Hyperbolic Discounts are driven by several cognitive biases and psychological factors. Some of the biases that contribute to this mental trap include:

  1. Present Bias: Present bias leads us to prioritize immediate rewards over future gains. We tend to place more weight on immediate experiences and find it challenging to fully appreciate the benefits of delayed rewards.
  2. Loss Aversion: Loss aversion is our tendency to weigh potential losses more heavily than equivalent gains. In the context of Hyperbolic Discounts, individuals may prefer immediate rewards to avoid the perceived loss of waiting or uncertainty associated with delayed rewards.
  3. Optimism Bias: The optimism bias causes us to underestimate the challenges or delays involved in achieving long-term goals. We may have an overly optimistic outlook, leading us to undervalue future rewards and prioritize immediate gratification.

Mitigation Strategies for Hyperbolic Discounts

While Hyperbolic Discounts may seem challenging to overcome, several strategies can help mitigate their influence:

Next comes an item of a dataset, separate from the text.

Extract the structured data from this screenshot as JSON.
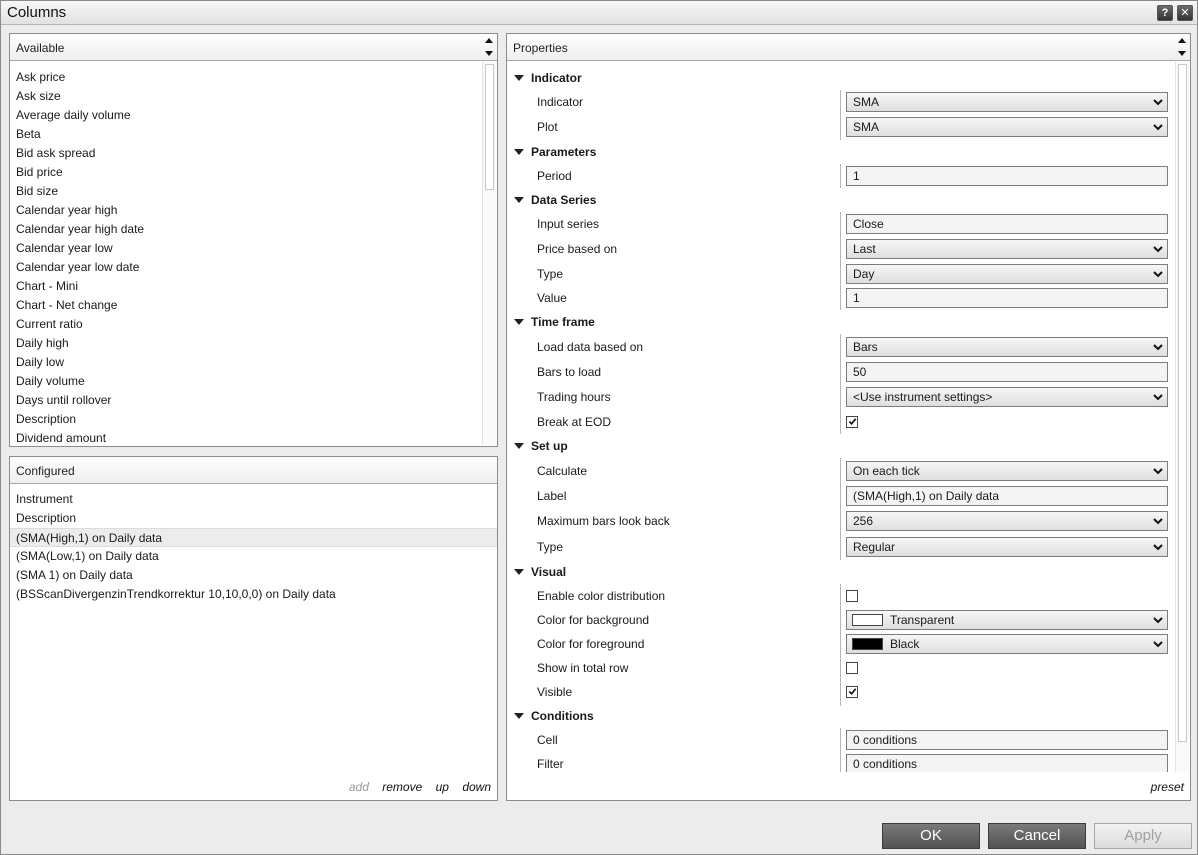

  1. Goal Setting and Planning: Clearly define your long-term goals and break them down into smaller, actionable steps. By setting milestones and tracking progress, you can maintain focus on the larger objective and reduce the allure of immediate rewards.
  2. Delayed Gratification Techniques: Practice delaying gratification in small ways. Start by consciously delaying small rewards and gradually increase the duration. This exercise helps build self-control and reduces the impulsivity associated with Hyperbolic Discounts.
  3. External Accountability: Seek external sources of accountability, such as sharing your goals with a trusted friend or joining a support group. The presence of others can help you stay motivated and committed to long-term rewards, even in the face of immediate temptations.
  4. Mindfulness and Self-Awareness: Cultivate mindfulness to develop a greater awareness of your thoughts, emotions, and impulses. By recognizing the onset of Hyperbolic Discounts, you can pause and evaluate the long-term consequences before making impulsive decisions.


Hyperbolic Discounts represent a significant cognitive bias that can derail our decision-making processes by prioritizing immediate rewards over delayed but potentially greater benefits. By understanding the underlying psychological factors and biases that contribute to this bias, we can develop strategies to mitigate its influence. Awareness, goal setting, delayed gratification techniques, and mindfulness play crucial roles in avoiding the pitfalls of Hyperbolic Discounts. By making more objective and informed choices, we can align our decisions with our long-term goals and overall well-being. Remember, overcoming this mental trap requires conscious effort and a willingness to prioritize the future over the allure of immediate rewards.

Leave a Reply

Your email address will not be published. Required fields are marked *